▸ **Exercise description**: Determine how many lines of the listing below hold the string "URGENT", then state that number alone.

▸ **Data supplied**:
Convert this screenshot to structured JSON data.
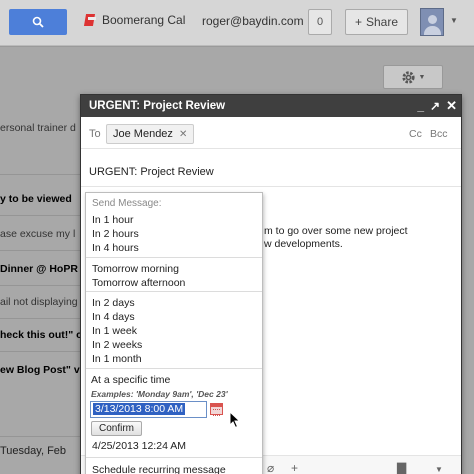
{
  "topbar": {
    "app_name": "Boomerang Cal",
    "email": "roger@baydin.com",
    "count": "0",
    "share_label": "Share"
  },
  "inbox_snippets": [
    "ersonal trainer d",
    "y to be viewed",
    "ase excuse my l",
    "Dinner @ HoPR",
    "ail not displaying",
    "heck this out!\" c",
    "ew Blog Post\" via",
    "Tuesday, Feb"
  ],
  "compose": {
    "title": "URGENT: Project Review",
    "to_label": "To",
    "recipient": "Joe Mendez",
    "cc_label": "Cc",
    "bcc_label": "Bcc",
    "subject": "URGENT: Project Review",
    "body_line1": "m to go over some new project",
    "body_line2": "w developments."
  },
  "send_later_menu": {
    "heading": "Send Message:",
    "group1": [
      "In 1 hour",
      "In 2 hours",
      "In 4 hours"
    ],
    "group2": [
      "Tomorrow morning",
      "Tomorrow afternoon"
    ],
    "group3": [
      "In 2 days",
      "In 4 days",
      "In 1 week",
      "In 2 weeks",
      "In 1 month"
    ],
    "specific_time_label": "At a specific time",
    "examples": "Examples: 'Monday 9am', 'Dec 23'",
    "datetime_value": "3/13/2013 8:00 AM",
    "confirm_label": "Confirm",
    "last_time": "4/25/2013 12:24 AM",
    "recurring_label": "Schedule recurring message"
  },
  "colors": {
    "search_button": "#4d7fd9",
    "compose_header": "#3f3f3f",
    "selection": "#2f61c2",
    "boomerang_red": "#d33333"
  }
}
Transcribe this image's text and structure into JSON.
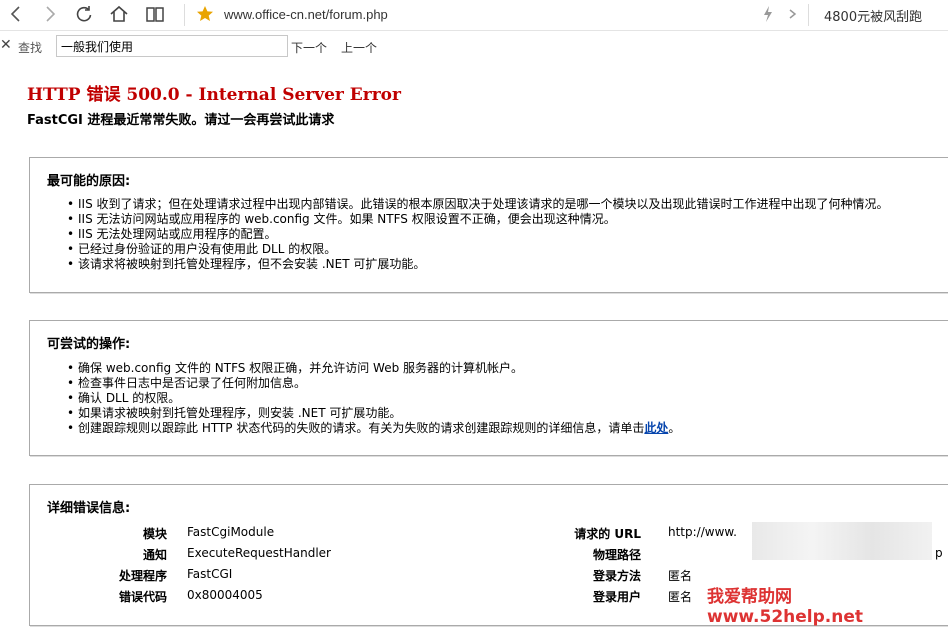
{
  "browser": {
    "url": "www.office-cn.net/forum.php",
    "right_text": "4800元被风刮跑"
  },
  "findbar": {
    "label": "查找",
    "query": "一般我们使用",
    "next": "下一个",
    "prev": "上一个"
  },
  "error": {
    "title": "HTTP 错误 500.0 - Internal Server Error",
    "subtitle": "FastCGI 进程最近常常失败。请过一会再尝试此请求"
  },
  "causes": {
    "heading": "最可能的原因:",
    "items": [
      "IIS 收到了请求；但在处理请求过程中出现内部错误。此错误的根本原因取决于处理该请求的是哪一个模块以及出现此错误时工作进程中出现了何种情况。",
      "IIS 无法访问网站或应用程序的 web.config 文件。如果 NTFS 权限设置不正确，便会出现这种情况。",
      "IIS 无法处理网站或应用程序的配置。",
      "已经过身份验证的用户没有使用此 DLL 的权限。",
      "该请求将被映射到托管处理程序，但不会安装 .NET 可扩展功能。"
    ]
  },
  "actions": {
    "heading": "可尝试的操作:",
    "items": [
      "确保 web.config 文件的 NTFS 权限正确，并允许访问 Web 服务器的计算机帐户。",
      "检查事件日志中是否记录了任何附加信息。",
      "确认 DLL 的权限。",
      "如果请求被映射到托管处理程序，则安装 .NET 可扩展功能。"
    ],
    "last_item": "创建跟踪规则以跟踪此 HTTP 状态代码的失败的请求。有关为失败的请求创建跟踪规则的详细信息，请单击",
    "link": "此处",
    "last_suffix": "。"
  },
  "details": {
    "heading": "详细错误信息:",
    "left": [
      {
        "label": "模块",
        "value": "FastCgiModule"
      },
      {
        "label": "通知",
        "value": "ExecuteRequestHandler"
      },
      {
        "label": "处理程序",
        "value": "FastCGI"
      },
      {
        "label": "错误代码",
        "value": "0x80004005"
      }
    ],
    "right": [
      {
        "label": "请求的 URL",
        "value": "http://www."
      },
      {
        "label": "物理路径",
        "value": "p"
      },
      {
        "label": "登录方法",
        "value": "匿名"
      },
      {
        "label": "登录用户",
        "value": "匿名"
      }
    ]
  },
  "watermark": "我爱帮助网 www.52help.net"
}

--

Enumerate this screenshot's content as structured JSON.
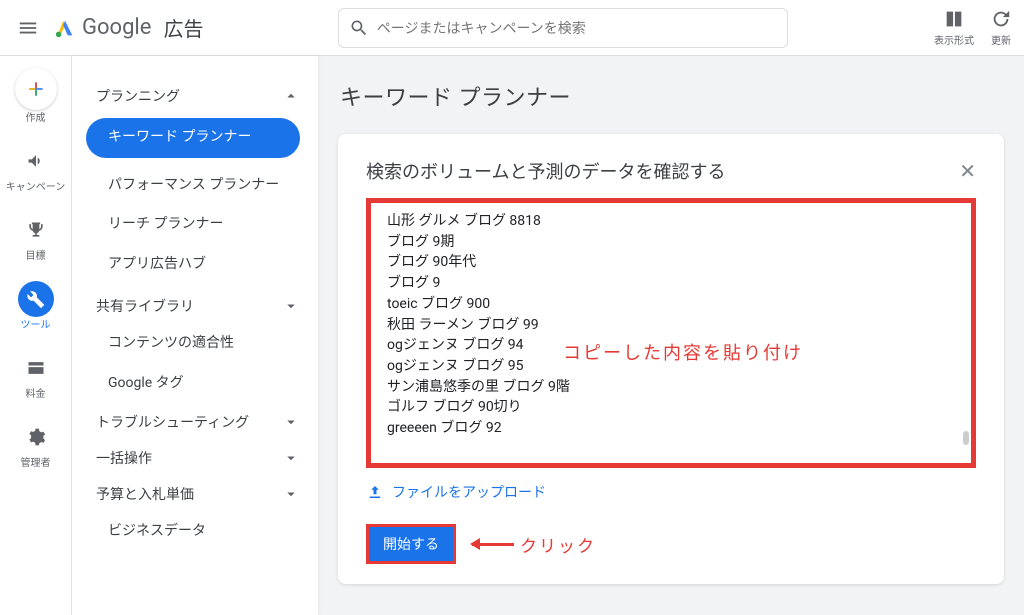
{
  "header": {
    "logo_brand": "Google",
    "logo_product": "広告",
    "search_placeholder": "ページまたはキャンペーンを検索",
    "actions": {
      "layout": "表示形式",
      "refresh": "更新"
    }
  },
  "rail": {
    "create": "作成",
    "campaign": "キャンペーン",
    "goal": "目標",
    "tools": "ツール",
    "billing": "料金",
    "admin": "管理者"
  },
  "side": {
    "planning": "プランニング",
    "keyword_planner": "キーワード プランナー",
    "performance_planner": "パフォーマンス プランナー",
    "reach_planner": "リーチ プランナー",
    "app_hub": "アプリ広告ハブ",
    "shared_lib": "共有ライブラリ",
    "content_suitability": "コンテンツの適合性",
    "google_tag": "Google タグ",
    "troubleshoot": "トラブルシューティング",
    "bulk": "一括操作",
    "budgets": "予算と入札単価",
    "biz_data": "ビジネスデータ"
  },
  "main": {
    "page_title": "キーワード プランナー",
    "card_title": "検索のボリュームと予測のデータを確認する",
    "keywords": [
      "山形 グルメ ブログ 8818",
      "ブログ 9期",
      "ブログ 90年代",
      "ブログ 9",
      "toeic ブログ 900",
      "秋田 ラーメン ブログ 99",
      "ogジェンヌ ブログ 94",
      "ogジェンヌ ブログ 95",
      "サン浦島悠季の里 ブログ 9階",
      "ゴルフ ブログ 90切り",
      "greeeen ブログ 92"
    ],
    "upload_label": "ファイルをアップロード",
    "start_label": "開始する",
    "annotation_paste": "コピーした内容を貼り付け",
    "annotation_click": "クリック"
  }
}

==

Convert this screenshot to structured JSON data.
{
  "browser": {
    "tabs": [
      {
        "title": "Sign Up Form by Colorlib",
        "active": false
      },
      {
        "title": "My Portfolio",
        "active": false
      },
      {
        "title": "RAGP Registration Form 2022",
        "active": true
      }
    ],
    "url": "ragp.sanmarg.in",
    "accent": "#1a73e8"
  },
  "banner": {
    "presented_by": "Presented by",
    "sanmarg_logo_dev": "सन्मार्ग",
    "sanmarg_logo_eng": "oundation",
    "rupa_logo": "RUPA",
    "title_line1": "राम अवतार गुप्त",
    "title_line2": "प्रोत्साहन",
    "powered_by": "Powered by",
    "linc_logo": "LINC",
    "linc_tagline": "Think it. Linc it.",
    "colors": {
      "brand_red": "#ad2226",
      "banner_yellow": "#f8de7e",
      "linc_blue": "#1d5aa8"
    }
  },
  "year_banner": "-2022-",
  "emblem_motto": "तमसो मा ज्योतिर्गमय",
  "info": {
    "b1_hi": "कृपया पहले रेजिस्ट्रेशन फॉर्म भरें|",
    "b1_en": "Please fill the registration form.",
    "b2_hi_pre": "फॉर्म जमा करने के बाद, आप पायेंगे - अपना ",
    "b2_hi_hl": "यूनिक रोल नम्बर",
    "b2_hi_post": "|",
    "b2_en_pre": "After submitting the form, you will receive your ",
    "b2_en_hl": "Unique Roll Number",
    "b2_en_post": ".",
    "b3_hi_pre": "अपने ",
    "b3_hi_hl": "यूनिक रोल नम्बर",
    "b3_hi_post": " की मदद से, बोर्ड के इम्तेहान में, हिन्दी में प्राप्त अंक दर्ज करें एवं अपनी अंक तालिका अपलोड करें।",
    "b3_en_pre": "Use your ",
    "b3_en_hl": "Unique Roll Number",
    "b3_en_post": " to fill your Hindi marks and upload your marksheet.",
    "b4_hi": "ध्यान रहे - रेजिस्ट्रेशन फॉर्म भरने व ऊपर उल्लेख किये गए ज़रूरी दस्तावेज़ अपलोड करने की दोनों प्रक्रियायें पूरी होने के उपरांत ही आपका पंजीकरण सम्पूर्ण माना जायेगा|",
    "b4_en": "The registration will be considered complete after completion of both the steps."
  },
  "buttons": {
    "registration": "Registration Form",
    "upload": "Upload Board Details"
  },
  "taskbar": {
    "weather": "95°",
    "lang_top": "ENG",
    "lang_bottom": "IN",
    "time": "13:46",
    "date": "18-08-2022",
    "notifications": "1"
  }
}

▸ **Your solution**: 2